### Task statement
The answer is every line of the records that holds the word "Spices", copied in full.

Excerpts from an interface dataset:

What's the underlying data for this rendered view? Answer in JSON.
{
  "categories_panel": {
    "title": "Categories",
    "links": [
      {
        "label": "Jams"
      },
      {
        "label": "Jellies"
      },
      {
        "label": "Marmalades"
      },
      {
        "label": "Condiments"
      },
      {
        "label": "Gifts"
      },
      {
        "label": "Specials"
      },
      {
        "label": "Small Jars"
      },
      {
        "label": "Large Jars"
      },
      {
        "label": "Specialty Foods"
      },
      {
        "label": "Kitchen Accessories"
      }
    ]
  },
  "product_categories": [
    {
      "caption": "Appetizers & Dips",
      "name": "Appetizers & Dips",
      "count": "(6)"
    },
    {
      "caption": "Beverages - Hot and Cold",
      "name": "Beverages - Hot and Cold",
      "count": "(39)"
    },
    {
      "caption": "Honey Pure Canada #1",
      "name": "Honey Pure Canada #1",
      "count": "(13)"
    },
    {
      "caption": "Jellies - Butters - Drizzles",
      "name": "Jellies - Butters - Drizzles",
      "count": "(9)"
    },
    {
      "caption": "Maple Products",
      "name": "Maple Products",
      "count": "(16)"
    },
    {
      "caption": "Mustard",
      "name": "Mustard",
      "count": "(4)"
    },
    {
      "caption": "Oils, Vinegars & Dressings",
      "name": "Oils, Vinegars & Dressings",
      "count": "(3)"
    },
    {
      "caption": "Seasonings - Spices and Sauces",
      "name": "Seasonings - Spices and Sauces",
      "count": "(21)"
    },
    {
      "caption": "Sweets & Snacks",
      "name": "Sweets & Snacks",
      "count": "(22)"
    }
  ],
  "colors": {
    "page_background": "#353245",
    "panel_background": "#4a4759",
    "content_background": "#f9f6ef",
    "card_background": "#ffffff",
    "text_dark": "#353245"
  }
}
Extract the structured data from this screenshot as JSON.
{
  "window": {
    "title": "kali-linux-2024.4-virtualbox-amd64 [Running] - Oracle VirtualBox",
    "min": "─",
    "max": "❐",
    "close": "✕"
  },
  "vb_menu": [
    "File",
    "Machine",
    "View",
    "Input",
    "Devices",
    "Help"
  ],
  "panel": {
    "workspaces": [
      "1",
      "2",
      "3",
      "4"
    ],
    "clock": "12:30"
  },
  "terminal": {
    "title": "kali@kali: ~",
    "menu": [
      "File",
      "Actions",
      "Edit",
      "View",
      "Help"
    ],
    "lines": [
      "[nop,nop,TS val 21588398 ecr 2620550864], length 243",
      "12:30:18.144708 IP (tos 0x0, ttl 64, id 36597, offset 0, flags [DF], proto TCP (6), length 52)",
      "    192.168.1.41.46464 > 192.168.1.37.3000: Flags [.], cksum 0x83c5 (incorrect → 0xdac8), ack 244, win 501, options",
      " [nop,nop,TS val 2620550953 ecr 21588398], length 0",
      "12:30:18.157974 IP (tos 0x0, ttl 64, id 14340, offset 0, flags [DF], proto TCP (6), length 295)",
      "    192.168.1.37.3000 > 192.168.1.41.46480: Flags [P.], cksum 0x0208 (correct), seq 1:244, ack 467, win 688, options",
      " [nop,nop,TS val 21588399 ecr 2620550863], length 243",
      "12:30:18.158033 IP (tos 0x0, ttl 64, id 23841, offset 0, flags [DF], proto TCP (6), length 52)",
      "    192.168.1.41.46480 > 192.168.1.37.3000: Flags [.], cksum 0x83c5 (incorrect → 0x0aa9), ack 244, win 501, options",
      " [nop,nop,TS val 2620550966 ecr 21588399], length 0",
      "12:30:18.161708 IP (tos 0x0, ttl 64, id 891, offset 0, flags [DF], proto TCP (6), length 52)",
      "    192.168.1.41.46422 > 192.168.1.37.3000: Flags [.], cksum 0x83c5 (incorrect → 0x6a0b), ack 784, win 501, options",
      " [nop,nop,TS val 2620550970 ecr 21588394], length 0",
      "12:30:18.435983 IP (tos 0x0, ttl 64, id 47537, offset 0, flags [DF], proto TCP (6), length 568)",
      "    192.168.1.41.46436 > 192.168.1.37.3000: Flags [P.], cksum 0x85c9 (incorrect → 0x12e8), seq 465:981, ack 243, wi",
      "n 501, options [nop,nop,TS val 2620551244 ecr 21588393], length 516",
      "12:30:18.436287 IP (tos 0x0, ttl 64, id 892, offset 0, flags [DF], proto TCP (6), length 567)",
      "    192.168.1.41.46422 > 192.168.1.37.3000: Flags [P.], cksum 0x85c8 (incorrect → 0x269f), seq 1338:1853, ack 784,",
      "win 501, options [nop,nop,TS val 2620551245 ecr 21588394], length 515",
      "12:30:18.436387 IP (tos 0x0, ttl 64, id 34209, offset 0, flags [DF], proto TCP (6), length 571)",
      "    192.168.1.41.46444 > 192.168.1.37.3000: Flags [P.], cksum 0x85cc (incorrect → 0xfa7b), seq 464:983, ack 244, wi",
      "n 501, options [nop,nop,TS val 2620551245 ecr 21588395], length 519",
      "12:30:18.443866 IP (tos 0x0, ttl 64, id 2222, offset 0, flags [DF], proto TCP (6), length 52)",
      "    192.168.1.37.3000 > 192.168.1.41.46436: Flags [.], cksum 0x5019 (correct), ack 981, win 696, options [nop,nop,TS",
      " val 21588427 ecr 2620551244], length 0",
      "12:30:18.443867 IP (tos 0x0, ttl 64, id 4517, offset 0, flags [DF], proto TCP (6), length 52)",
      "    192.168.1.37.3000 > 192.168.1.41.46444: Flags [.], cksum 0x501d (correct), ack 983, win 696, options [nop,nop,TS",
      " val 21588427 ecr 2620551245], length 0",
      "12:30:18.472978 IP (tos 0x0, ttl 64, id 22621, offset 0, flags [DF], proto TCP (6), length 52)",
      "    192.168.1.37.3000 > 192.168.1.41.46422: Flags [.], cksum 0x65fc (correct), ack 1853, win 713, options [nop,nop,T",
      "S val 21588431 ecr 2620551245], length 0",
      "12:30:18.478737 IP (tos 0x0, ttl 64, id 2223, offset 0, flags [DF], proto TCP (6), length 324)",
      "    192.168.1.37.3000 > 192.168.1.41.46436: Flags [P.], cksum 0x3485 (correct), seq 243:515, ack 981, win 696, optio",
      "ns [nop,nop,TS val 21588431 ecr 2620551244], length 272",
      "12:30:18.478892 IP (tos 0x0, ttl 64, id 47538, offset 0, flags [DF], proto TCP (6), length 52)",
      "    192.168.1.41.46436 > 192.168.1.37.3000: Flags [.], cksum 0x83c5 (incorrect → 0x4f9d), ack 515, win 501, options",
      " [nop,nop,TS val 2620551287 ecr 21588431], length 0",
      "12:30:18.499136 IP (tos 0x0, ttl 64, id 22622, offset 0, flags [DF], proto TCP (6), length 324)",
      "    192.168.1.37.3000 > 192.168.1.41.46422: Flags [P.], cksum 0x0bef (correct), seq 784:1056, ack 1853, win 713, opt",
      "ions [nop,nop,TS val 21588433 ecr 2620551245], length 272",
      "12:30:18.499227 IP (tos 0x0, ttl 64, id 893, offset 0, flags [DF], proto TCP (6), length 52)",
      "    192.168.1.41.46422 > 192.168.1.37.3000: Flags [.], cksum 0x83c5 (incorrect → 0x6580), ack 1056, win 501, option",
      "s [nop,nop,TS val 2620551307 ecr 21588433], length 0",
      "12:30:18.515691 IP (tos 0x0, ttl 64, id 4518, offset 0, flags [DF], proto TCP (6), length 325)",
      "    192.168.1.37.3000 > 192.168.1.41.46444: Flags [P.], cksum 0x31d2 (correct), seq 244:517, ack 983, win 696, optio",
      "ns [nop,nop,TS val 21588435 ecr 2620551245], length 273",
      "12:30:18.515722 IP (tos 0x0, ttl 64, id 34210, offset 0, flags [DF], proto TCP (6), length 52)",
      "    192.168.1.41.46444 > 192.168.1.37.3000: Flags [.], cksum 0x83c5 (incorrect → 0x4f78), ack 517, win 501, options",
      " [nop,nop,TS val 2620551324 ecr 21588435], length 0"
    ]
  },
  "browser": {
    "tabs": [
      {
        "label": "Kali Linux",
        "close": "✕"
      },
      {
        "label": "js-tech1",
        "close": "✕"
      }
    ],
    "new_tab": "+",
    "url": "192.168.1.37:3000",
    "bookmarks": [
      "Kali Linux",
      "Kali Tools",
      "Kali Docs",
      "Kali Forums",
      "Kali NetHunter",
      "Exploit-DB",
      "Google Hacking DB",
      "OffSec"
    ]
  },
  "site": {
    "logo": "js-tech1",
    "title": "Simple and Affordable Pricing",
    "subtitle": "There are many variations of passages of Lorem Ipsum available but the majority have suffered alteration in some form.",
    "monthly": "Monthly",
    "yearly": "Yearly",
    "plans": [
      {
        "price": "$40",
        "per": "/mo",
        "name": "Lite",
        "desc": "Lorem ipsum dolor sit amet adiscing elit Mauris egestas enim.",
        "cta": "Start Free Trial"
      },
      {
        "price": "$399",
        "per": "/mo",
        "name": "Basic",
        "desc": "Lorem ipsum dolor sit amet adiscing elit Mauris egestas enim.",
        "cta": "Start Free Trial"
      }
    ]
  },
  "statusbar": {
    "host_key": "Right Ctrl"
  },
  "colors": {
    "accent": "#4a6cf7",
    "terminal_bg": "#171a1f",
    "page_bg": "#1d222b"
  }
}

### Exercise response
      "caption": "Seasonings - Spices and Sauces",
      "name": "Seasonings - Spices and Sauces",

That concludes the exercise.